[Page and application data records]
_ _ _ _ _

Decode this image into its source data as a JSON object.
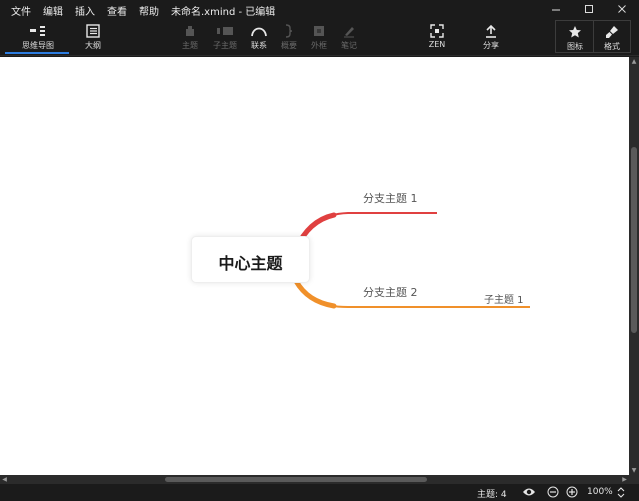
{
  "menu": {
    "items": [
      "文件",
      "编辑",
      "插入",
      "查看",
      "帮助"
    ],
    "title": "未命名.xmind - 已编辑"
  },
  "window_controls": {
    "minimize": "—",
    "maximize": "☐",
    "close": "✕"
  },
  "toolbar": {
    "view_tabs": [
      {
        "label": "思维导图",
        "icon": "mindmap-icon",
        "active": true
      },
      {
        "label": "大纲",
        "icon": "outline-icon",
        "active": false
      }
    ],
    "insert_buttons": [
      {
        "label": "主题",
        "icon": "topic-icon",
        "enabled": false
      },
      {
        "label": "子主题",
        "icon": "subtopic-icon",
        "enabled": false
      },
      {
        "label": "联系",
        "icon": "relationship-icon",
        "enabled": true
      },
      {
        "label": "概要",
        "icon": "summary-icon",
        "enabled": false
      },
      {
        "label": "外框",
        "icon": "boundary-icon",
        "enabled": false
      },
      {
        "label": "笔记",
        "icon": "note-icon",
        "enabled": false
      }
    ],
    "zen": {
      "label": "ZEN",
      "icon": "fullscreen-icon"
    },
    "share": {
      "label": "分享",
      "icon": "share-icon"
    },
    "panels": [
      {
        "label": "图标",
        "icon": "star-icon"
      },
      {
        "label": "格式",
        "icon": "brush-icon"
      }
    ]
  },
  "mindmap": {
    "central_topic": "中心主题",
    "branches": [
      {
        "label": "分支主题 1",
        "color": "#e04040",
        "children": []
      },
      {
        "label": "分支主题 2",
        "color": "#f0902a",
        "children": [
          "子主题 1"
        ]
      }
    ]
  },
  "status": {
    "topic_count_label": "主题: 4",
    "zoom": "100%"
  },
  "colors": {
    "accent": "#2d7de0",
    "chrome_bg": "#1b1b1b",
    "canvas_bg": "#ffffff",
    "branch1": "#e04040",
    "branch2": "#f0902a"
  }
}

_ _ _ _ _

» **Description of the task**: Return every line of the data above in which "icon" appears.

» **Written response**:
        "icon": "mindmap-icon",
        "icon": "outline-icon",
        "icon": "topic-icon",
        "icon": "subtopic-icon",
        "icon": "relationship-icon",
        "icon": "summary-icon",
        "icon": "boundary-icon",
        "icon": "note-icon",
      "icon": "fullscreen-icon"
      "icon": "share-icon"
        "icon": "star-icon"
        "icon": "brush-icon"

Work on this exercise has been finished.